Posted by theonlinecitizen on April 17, 2012
~ By Leong Sze Hian ~
I refer to the article “How 2-room households get $5 for every $1 tax” (Straits Times, Apr 10). According to the report, a household income of $1,200 income can buy resale flat?
How likely is it for the example given of a low-income household which has a combined income of $1,200 (excluding employer CPF contribution), with the husband earning $800 and the wife earning $400 from part-time work, that they would be able to buy a resale 2-room HDB flat?
Would they have the 5% cash down-payment required or the typical cash-over-valuation (COV)?
This means that the family may only qualify for the Additional CPF Housing Grant and Special Housing Grant, but not the CPF Housing Grant which is only for a resale flat, if they are financially not able to purchase a resale flat.
How many households earning $1,200 or less at the time of purchase, have purchased resale flats? I believe the number may be very small. If so, why use resale flat as the example for benefits to low-income households?
In this connection, it is also interesting to note that CPF housing grants are included in the estimated lifetime benefits, but not “the appreciation in the value of the government’s contribution”.
As to the home-based care and nursing home benefits, how likely is a family with a household income of $1,200 to afford the minimum 20 and 25 per cent fees for home-based care and nursing home, after the maximum 80 and 75 per cent subsidies, respectively?
The reality is that low-income families may not even be able to pay the minimum costs after the maximum subsidies, and thus such benefits may be just an academic exercise in computation. How likely is it for this low-income family, to be able to come up with the cash in the Baby Bonus Scheme (matching government contributions)?
Medical and training subsidies are benefits?

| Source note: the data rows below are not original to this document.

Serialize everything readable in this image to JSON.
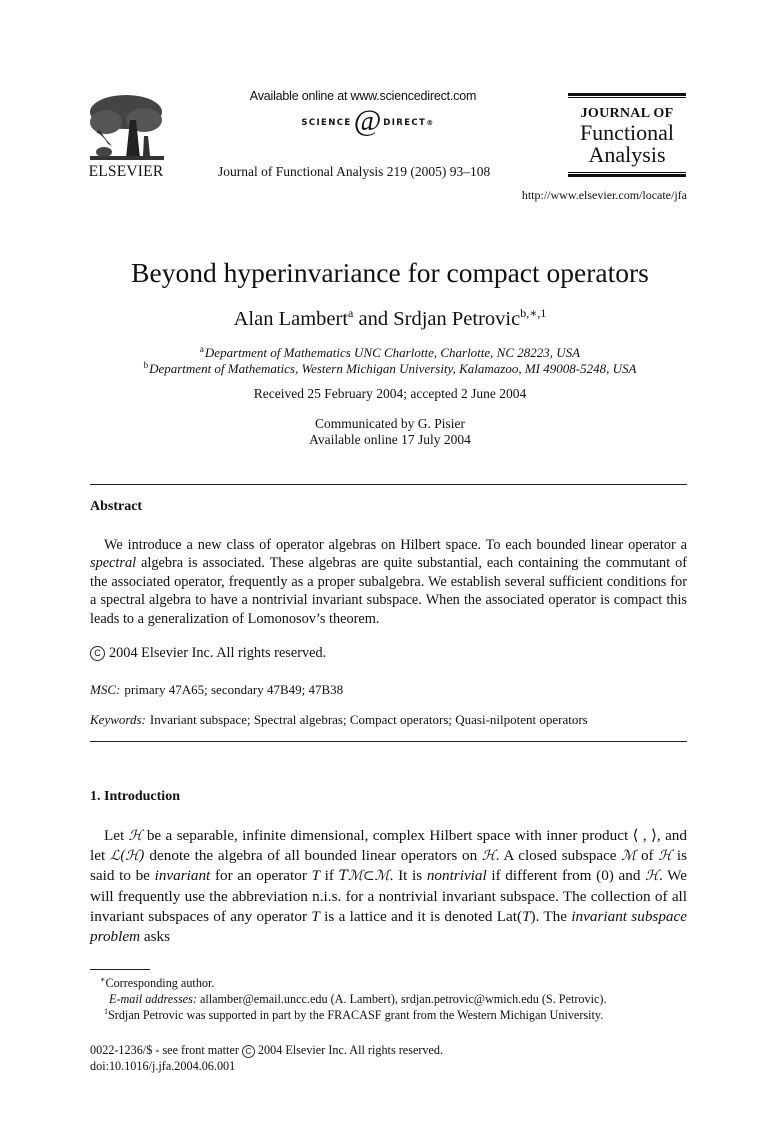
{
  "header": {
    "publisher_logo": "elsevier-tree-logo",
    "publisher_name": "ELSEVIER",
    "available_online": "Available online at www.sciencedirect.com",
    "sciencedirect_left": "SCIENCE",
    "sciencedirect_at": "d",
    "sciencedirect_right": "DIRECT",
    "sciencedirect_mark": "®",
    "citation": "Journal of Functional Analysis 219 (2005) 93–108",
    "journal_name_line1": "JOURNAL OF",
    "journal_name_line2": "Functional",
    "journal_name_line3": "Analysis",
    "journal_url": "http://www.elsevier.com/locate/jfa"
  },
  "article": {
    "title": "Beyond hyperinvariance for compact operators",
    "author1": "Alan Lambert",
    "author1_sup": "a",
    "author_conj": " and ",
    "author2": "Srdjan Petrovic",
    "author2_sup": "b,∗,1",
    "affiliations": [
      {
        "mark": "a",
        "text": "Department of Mathematics UNC Charlotte, Charlotte, NC 28223, USA"
      },
      {
        "mark": "b",
        "text": "Department of Mathematics, Western Michigan University, Kalamazoo, MI 49008-5248, USA"
      }
    ],
    "dates": "Received 25 February 2004; accepted 2 June 2004",
    "communicated": "Communicated by G. Pisier",
    "available": "Available online 17 July 2004"
  },
  "abstract": {
    "heading": "Abstract",
    "text_1": "We introduce a new class of operator algebras on Hilbert space. To each bounded linear operator a ",
    "text_em": "spectral",
    "text_2": " algebra is associated. These algebras are quite substantial, each containing the commutant of the associated operator, frequently as a proper subalgebra. We establish several sufficient conditions for a spectral algebra to have a nontrivial invariant subspace. When the associated operator is compact this leads to a generalization of Lomonosov’s theorem.",
    "copyright_symbol": "C",
    "copyright": "2004 Elsevier Inc. All rights reserved.",
    "msc_label": "MSC:",
    "msc": "primary 47A65; secondary 47B49; 47B38",
    "keywords_label": "Keywords:",
    "keywords": "Invariant subspace; Spectral algebras; Compact operators; Quasi-nilpotent operators"
  },
  "introduction": {
    "heading": "1.  Introduction",
    "segments": {
      "s1": "Let ",
      "H1": "ℋ",
      "s2": " be a separable, infinite dimensional, complex Hilbert space with inner product ",
      "ip": "⟨ , ⟩",
      "s3": ", and let ",
      "LH": "ℒ(ℋ)",
      "s4": " denote the algebra of all bounded linear operators on ",
      "H2": "ℋ",
      "s5": ". A closed subspace ",
      "M1": "ℳ",
      "s6": " of ",
      "H3": "ℋ",
      "s7": " is said to be ",
      "em1": "invariant",
      "s8": " for an operator ",
      "T1": "T",
      "s9": " if ",
      "TM": "Tℳ⊂ℳ",
      "s10": ". It is ",
      "em2": "nontrivial",
      "s11": " if different from (0) and ",
      "H4": "ℋ",
      "s12": ". We will frequently use the abbreviation n.i.s. for a nontrivial invariant subspace. The collection of all invariant subspaces of any operator ",
      "T2": "T",
      "s13": " is a lattice and it is denoted Lat(",
      "T3": "T",
      "s14": "). The ",
      "em3": "invariant subspace problem",
      "s15": " asks"
    }
  },
  "footnotes": {
    "corresponding_mark": "∗",
    "corresponding": "Corresponding author.",
    "email_label": "E-mail addresses:",
    "emails": " allamber@email.uncc.edu (A. Lambert), srdjan.petrovic@wmich.edu (S. Petrovic).",
    "fn1_mark": "1",
    "fn1": "Srdjan Petrovic was supported in part by the FRACASF grant from the Western Michigan University."
  },
  "bottom": {
    "issn": "0022-1236/$ - see front matter",
    "copyright_symbol": "C",
    "copyright": "2004 Elsevier Inc. All rights reserved.",
    "doi": "doi:10.1016/j.jfa.2004.06.001"
  }
}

With regard to Inpatient, Specialist Outpatient Clinic (SOC), Day Rehabilitation and Medifund subsidies (polyclinic subsidies are not included in the calculation of benefits), how real is the impact of these subsidies when the costs (even after the subsidies are applied) are so high and ever -increasing in Singapore?

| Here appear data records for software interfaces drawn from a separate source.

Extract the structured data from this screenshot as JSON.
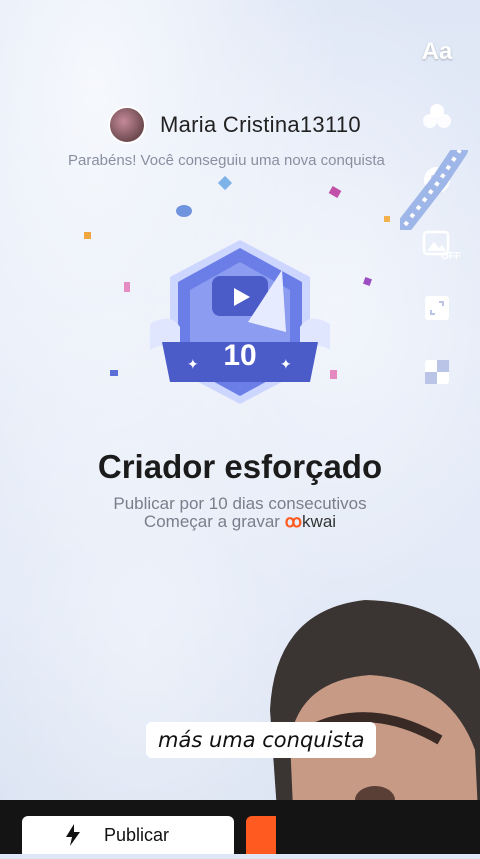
{
  "header": {
    "username": "Maria Cristina13110"
  },
  "congrats_text": "Parabéns! Você conseguiu uma nova conquista",
  "badge": {
    "level": "10",
    "colors": {
      "primary": "#6b7de6",
      "dark": "#4b5bc8",
      "light": "#cdd6ff"
    }
  },
  "achievement": {
    "title": "Criador esforçado",
    "description": "Publicar por 10 dias consecutivos",
    "record_label": "Começar a gravar",
    "brand": "kwai"
  },
  "right_rail": [
    {
      "name": "text-tool-icon",
      "label": "Aa"
    },
    {
      "name": "filters-icon"
    },
    {
      "name": "sticker-icon"
    },
    {
      "name": "image-off-icon",
      "badge": "OFF"
    },
    {
      "name": "crop-icon"
    },
    {
      "name": "layout-icon"
    }
  ],
  "caption": "más uma conquista",
  "bottom": {
    "publish_label": "Publicar"
  },
  "colors": {
    "brand_orange": "#ff5a1f",
    "bottom_bar": "#141414"
  }
}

Benefits like the WDA Course fee subsidies and WTS Training commitment award, meanwhile, assume that a low-income family of four, can have the spare time and resources to undergo such training schemes.
The assumption that the husband and wife will each experience four spells of unemployment (for two months at a time) and attend training courses twice (and therefore enjoy benefits via the CCC ComCare Fund) may be a bit far-fetched. In reality, the total of 16 months of unemployment between them would possibly be extremely challenging financially as such households generally have little in the way of emergency reserve funds.

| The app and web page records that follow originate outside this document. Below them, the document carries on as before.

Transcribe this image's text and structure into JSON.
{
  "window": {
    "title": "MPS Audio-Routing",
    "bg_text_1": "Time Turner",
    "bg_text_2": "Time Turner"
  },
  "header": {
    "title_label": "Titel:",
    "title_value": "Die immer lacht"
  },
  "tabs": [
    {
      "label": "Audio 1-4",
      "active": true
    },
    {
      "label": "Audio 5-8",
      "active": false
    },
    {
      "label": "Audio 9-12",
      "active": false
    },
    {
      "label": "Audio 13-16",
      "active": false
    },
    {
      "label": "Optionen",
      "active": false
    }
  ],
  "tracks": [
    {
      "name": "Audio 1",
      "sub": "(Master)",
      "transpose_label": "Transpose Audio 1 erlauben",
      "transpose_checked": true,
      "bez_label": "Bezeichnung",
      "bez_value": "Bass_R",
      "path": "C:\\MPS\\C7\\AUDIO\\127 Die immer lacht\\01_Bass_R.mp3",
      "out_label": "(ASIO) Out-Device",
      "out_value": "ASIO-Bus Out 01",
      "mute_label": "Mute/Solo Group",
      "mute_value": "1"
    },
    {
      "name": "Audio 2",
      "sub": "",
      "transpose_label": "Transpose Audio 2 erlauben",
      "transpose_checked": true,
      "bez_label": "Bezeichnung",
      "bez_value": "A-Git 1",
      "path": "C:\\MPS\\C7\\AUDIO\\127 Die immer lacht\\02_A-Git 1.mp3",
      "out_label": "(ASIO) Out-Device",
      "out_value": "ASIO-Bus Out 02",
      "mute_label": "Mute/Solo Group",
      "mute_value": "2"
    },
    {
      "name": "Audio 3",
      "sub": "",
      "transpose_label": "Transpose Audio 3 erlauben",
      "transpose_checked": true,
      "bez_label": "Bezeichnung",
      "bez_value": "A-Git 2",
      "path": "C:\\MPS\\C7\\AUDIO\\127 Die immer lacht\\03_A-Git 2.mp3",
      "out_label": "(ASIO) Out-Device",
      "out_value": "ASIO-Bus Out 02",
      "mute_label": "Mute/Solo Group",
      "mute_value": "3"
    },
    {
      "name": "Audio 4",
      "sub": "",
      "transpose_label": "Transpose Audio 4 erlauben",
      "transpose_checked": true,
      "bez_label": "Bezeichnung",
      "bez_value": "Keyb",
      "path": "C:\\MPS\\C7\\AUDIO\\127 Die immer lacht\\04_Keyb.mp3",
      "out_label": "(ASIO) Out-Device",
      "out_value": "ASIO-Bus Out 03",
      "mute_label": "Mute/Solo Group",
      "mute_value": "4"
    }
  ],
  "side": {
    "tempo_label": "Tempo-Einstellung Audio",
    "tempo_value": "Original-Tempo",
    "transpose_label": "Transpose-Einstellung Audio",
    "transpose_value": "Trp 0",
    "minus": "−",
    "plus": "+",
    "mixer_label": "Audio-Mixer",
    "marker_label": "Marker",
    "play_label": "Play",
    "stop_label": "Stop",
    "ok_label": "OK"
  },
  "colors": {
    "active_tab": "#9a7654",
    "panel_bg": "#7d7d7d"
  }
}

How many households earn less than $1,200? As a first-world country, I think we should be ashamed that $1,200 is “the 10th percentile of monthly household income from work, excluding employer CPF contributions, among citizen-headed non-retiree households in 2011”. Does this mean that the bottom 10 per cent of such households earn $1,200 or less? How many of such households are there? – about 100,000?
And finally, how does a family of four survive on a combined household income of $1,200?